Travelling over the holidays is stressful enough if you’re one person. Add kids to the mix and now it’s a whole different ball game.
Whether it’s by plane, train or car, keeping your little ones safe and occupied during the busiest travel season of the year is a challenge. Any help is welcomed help as stress levels soar.
“You’re already stressed and a bit exhausted,” parenting expert Ann Douglas says. “But on top of that, there are more crowds. Think about the airport on Christmas Eve — there’s just a tsunami of humanity around you and everybody else has that high-stressed and high energy level, so you’re picking up on that and so are your kids and we know stress can be contagious.”
And not just that, Douglas says, but parents can face other challenges as well, like dealing with a child who’s adjusting to a change in schedule. This can impact the amount of sleep the child gets and switch up their meal times, which can make the child difficult to deal with.
So what’s a parent to do?
Douglas offers up some tips to parents who are travelling over the holidays.
Get in the right mindset
“Know this is going to require extra stamina and patients from you,” Douglas says. “Go into the holiday season as well rested as possible – if that is possible when you’re a parent.”
Also, make sure to pace yourself and resist the temptation to turn the holidays into a hurricane of busyness from start to finish, she adds.
“And recognize travelling can be both exciting and exhausting,” she says. “Don’t overdo it.”
Turn the tables
You can’t blame someone for doing all they can to please their family and friends. But if it’s going to be too much of a hassle, consider asking everyone to come to you.
“Encourage other people to come to you rather than lugging your baby, toddler and all the assorted gear five hours to visit the grandparents,” Douglas suggests. “See if maybe this year the grandparents can come to you.”
Stay on schedule
It might be tough to pay attention to these normal daily cues and routines, but amidst the chaos try to remember when your child should be eating and sleeping.
“Keep your kids on track with eating and sleeping as much as possible,” Douglas says. “A child who is sleep deprived and feeling hungry because you’re stuck in bumper-to-bumper traffic an hour after he should have eaten his lunch isn’t going to be a particularly happy travel companion.”
Travelling by car
First, be realistic about how much distance you can travel in a day, Douglas advises.
You may have been able to do a 24-hour non-stop road trip to Florida, for example, before having kids, but that is no longer the case now, Douglas says.
Now you need to plan for frequent washroom and food breaks. Research rest stops beforehand and make sure you have a solid game plan on when and where you’ll stop, she adds.

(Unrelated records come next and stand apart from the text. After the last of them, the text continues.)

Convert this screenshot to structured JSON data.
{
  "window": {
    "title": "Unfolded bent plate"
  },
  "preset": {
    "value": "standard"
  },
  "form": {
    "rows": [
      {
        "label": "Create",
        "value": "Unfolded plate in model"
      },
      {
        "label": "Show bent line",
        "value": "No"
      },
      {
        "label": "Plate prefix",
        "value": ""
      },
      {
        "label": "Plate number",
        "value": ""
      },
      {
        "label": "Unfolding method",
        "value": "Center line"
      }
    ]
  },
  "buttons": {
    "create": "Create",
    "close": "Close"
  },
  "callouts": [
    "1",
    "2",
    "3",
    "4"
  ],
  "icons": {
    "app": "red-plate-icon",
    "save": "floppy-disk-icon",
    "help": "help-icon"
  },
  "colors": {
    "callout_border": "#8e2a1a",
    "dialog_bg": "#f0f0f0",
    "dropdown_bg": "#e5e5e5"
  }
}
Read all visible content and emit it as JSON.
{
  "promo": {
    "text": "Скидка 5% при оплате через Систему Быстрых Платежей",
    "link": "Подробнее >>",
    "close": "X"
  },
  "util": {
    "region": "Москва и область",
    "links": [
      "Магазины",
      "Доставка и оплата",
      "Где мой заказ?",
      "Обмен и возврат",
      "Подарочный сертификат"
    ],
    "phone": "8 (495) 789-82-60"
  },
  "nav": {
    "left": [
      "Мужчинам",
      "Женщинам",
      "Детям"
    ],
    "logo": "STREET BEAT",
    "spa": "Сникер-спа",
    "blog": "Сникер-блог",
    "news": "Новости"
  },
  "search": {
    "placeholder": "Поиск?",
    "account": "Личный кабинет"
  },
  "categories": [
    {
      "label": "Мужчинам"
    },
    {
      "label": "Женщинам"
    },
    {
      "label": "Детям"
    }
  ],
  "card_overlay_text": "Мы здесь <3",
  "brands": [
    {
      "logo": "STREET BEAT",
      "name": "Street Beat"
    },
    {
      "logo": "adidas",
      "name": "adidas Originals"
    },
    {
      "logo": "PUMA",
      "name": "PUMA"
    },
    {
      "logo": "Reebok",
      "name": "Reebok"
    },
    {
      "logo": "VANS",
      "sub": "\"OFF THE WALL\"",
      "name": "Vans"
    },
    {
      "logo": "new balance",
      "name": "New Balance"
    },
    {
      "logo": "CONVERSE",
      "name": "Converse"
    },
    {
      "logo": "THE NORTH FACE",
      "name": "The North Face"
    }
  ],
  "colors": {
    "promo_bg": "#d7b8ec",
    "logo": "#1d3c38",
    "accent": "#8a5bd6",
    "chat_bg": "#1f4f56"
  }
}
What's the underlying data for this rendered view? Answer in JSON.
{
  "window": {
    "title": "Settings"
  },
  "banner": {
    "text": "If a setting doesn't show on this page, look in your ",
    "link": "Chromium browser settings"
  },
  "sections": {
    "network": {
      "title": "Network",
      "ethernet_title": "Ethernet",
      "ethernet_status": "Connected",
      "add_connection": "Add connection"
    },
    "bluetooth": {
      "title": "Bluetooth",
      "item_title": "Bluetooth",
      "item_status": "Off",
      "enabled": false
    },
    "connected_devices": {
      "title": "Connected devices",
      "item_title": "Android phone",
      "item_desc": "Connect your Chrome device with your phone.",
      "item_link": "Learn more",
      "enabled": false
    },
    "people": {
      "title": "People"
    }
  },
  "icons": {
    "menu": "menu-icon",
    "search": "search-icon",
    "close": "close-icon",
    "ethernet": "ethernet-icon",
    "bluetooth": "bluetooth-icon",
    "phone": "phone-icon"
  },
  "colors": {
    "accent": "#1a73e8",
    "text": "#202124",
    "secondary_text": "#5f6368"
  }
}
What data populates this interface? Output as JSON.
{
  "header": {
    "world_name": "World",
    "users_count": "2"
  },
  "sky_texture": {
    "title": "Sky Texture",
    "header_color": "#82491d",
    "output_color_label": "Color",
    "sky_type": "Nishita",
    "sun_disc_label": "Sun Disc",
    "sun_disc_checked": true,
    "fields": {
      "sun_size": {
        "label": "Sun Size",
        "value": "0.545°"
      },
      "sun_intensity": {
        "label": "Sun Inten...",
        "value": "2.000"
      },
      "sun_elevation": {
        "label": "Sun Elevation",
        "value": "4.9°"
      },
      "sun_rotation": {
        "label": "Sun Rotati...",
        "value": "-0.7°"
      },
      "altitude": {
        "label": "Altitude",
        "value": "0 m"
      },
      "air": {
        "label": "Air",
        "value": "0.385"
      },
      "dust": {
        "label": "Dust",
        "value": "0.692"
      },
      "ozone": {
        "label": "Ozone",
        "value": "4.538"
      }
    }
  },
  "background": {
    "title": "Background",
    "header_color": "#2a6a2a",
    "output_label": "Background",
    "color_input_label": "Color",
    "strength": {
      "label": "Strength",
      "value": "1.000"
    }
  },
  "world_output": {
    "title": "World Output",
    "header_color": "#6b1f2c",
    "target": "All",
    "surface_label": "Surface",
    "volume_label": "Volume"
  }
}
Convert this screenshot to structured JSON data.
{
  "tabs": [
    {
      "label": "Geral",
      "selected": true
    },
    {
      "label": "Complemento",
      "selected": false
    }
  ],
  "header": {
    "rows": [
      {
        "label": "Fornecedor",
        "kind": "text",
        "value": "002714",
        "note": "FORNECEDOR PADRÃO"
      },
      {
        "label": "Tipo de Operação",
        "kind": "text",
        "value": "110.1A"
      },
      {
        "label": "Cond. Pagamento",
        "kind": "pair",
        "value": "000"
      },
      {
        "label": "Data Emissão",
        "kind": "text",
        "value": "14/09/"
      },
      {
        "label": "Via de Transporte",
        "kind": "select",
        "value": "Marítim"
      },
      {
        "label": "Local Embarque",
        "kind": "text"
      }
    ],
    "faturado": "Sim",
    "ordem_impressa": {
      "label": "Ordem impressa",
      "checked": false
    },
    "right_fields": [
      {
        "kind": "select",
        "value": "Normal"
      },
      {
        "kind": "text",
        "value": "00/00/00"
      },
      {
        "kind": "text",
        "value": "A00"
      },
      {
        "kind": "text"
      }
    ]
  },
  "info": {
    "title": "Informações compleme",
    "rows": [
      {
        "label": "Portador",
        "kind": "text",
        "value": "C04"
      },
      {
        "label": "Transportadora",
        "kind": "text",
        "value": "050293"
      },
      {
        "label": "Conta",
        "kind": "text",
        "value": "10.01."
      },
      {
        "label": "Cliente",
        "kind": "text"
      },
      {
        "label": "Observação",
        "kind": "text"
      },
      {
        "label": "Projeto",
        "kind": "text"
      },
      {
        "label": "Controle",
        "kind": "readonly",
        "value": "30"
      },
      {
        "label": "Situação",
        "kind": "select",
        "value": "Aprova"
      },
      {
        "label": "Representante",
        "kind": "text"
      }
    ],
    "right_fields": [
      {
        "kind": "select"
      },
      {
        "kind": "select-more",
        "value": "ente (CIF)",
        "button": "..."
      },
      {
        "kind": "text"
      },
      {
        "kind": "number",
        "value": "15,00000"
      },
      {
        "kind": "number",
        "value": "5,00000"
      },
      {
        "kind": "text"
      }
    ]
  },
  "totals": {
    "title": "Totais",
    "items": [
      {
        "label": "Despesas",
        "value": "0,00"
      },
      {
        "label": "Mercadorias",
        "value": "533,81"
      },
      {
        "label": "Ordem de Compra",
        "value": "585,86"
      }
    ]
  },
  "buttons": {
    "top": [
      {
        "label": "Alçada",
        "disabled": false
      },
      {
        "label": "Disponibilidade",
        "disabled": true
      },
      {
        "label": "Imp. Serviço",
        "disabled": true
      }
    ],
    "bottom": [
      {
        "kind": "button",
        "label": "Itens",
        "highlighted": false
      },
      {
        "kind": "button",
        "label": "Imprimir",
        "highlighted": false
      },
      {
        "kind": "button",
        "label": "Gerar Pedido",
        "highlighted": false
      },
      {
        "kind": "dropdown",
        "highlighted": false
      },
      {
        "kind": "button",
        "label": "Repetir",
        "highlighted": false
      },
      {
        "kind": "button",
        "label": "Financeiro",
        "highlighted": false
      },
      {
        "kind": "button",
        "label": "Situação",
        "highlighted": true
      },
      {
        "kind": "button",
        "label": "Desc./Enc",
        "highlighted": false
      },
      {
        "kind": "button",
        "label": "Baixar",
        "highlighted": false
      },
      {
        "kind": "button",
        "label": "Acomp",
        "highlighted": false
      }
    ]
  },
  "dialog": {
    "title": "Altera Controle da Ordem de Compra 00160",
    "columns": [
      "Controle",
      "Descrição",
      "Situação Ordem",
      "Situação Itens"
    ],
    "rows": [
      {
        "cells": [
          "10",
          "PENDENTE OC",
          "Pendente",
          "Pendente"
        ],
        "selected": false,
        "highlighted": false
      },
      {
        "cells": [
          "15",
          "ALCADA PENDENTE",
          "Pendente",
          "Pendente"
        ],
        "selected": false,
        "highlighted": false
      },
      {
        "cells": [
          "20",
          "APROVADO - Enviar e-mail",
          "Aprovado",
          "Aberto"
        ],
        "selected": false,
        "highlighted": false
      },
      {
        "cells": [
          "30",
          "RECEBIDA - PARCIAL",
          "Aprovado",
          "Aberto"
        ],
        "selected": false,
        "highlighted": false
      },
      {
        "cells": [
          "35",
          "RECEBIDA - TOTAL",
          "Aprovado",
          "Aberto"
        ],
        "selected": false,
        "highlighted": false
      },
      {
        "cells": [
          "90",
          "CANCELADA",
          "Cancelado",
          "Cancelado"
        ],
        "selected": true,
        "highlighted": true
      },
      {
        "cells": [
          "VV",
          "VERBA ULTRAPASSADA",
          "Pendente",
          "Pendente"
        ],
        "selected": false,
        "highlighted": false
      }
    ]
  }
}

Douglas says parents also need to plan to travel at the time of day that works best for them and their kids.
For some kids it may mean you do most of your travelling late at night after they’ve fallen asleep, but for other kids it may be a disaster, Douglas says. So know what works best for you.
Lastly, bring some toys or books that will keep the children company while in the car, as well as some food.
Don’t count on the rest stops having everything your family wants or needs, especially if you have a child who is a picky eater, Douglas says.
Travelling by plane
As much as you’d like to get settled into your seat on the plane early, this may not be the best move if you’re travelling with kids, Douglas points out.
“Don’t rush to board really early unless you think you’re going to need a lot of time getting settled in your seat, which may be the case if you’re travelling with a newborn,” Douglas says. “But if you have older kids, the best thing to do is to let them move around as long as possible.”
Otherwise, this can cause them to be restless and bored before the plane has even taken off, she adds.
Don’t forget to pack plenty of diversions as well, Douglas says, like toys, games and snacks.
Forget about reading a novel yourself, parents, or zoning out – your number one job as a parent travelling with young kids, Douglas says, is to keep the kids happy and entertained.
“Not many toddlers want to be stuck in a seat for a long period of time so the way to work with that is to give them your attention,” she says.
And if you’re travelling with a baby, don’t get overly stressed if they start to cry. Douglas assures that while some passengers may not like it, most will actually understand your situation.
“You’ll find it easier to stay calm and to focus on meeting their child’s needs if you’re a little less focused on worrying about what everybody else on the plane is thinking about you,” Douglas explains. “The fact is most people will be sympathetic and they’ll recognize you’re doing the best you can in a really difficult situation. Let any judging stares fade into the background.”